To meet the strictures of the pandemic, this year they turned South Sound Fresh into an on-line food market that now delivers to households in Mason County and parts of Olympia. That “food hub” element has taken off, with dozens of participating farms and producers offering a whole raft of things—fresh vegetables of course, but baked goods, preserved foods, dairy, chicken and beef, fish and more. The number of orders has grown to 75 each week (see contact information at the end of the article).

Farm manager Paul Miller explained the structure of the farm. All of the owners purchased their parcels separately. On each parcel, there is a five-acre homesite with the majority of the remainder of each parcel in an agricultural easement held by the Owners’ Association. A Board of Directors appoints a manager for each of the four enterprises, authorizes a budget and sets overall policies. The farmed acreage is operated as a whole—the chickens, for example, hang out with the vegetables.

Sustainability, preservation, restoration and conservation are key components of how they manage the farm. Over seventy acres are in a Conservation Reserve Enhancement Program easement to preserve and restore riparian areas along the Skokomish River. They also have more than 30 acres in an Emergency Watershed Protection program to protect wetland areas in perpetuity.

Each farm owner decides on the role they will play on the farm. Five families live and work there full time. Some are “kind of homesteaders” and others come and work part time. A few live elsewhere and haven’t actually been to the farm. Miller pointed out that the “community around a farm” with its cooperative use of land offers a model with multiple advantages including land accessibility, capital for startup, generational transition, varied experience and expertise, support from multiple owners among other things.

It turns out that it’s possible to learn to be a farmer—for the aspiring farmers at Skokomish Valley it meant reading a lot of books, going to conferences, talking to other area farmers and checking in with the Mason Conservation District and WSU Extension. They are organically certified by WSDA and are working with the Mason CD on other conservation and farming practices.

There is work to do on the farm year-round. Right now, along with three employees, the vegetable harvest is mostly coming to an end —they’re finishing up the greens, high tunnels and storage crops— then it will be time to plant again.

Both Paul Miller and his wife Andrea had careers in the military and with their children had moved all over the world for many years. Along with the others, they were looking for a more connected way of life.

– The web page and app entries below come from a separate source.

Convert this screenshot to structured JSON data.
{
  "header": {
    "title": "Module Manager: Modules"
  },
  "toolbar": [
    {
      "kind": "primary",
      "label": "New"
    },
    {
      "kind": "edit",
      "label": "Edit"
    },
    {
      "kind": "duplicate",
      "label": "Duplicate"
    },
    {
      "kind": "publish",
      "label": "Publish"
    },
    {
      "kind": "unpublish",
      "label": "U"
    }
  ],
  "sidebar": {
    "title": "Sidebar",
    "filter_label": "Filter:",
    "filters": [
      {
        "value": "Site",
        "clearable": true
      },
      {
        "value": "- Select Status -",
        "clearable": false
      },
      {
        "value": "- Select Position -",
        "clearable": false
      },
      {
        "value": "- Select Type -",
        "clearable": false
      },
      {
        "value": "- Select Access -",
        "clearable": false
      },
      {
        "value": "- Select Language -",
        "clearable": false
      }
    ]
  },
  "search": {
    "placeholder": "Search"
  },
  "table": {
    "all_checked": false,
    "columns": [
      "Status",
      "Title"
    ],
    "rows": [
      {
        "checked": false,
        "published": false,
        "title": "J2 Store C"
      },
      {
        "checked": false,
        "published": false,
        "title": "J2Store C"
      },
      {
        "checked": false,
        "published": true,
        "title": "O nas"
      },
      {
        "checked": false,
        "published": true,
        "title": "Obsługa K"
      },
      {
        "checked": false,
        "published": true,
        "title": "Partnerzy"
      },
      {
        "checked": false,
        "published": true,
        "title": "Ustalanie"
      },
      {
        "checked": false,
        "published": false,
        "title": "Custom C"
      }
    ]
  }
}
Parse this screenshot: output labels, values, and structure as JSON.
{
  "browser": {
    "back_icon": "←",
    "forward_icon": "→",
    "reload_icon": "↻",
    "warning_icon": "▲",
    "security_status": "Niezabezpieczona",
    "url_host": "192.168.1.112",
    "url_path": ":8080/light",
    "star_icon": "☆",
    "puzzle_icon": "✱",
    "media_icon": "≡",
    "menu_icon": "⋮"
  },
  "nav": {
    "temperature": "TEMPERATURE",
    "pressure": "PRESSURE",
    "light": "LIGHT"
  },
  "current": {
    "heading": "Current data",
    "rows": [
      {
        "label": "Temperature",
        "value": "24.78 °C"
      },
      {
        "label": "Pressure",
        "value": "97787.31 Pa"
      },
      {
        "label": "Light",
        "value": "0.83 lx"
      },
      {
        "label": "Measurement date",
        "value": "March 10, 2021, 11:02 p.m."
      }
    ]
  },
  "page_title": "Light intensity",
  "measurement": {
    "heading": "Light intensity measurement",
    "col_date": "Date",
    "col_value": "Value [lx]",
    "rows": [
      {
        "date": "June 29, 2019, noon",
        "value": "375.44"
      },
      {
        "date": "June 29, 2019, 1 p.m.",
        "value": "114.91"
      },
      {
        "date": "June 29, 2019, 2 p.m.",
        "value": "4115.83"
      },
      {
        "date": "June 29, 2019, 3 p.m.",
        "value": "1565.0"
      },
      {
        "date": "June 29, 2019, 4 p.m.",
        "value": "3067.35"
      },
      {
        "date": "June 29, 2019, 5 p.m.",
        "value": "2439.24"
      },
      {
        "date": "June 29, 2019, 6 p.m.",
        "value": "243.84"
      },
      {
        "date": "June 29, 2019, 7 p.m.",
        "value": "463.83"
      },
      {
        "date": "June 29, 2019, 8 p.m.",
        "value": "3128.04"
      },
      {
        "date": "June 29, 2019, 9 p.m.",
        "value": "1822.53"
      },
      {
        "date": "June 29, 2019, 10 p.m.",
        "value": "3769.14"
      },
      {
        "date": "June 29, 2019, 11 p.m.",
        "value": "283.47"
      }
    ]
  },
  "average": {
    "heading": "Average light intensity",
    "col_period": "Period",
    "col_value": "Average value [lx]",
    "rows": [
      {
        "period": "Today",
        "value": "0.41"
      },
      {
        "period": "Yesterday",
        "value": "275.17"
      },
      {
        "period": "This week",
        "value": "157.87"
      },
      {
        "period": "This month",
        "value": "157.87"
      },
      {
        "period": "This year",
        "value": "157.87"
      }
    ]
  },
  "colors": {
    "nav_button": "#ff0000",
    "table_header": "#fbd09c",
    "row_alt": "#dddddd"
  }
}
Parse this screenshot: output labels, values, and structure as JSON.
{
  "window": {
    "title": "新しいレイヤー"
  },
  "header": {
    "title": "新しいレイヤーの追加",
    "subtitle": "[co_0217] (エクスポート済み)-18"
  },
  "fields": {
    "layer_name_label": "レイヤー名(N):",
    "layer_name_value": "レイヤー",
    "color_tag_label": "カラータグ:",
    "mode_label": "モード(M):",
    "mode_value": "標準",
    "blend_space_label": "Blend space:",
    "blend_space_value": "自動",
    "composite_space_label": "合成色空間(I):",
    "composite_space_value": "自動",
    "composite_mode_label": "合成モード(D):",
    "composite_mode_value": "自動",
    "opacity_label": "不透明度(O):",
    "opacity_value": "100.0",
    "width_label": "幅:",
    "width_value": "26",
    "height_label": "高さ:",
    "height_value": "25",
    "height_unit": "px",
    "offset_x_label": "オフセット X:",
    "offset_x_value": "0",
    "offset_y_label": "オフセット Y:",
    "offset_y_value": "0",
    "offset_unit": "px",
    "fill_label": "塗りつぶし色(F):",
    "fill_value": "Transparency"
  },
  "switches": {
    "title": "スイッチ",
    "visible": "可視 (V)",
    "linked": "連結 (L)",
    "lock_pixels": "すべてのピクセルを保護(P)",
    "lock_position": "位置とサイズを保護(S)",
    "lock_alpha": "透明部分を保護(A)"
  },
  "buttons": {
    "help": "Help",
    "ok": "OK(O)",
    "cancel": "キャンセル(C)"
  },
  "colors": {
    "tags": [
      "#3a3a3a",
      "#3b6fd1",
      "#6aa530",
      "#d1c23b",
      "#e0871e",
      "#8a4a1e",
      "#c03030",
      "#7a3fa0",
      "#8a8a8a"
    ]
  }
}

Paul said, “Some people thought we were crazy to leave steady jobs, build our own house and live on the farm. We built a small cabin while we were still in the airforce. But we love it here. And the others love it as well.”

The Skokomish Valley Farm offers those connections—to the land, to a community, to meaningful work, to the future. The Miller children, who range in age from 11 to 17, are home schooled—as they had been during their mobile lives with the military. There are on-line courses, classes in the community and a community choir to participate in. During the pandemic, sports activities were curtailed but on a farm, there is plenty to do out of doors.

Often on a holiday, there will be a get-together, or a party for a kids’ birthday—the youngest child on the farm is one year old. There is a community area in a grove of trees, with a wood-fired pizza oven. There’s a pond.

Three miles up a gravel road, another road leads to this special arrangement at the foot of the Olympic Mountains, where a small group of people are creating a farm that could be part of their lives for generations.

Sources for this article are the Community Farm Land trust and a conversation with Paul Miller, SVF farm manager. To contact SVF or find out more about the Food Hub, go to or email

The Community Farm Land Trust is a local nonprofit that brings the community together to preserve working farmland forever. The CFLT keeps working farmland affordable and accessible for the next generation of farmers in the South Sound. The CFLT also provides education outreach and supports the local farm economy with the annual publication of the South Sound Farm Map.

Be First to Comment

Leave a Reply

Your email address will not be published. Required fields are marked *

Citizens for a Clean Black Lake has made progress in…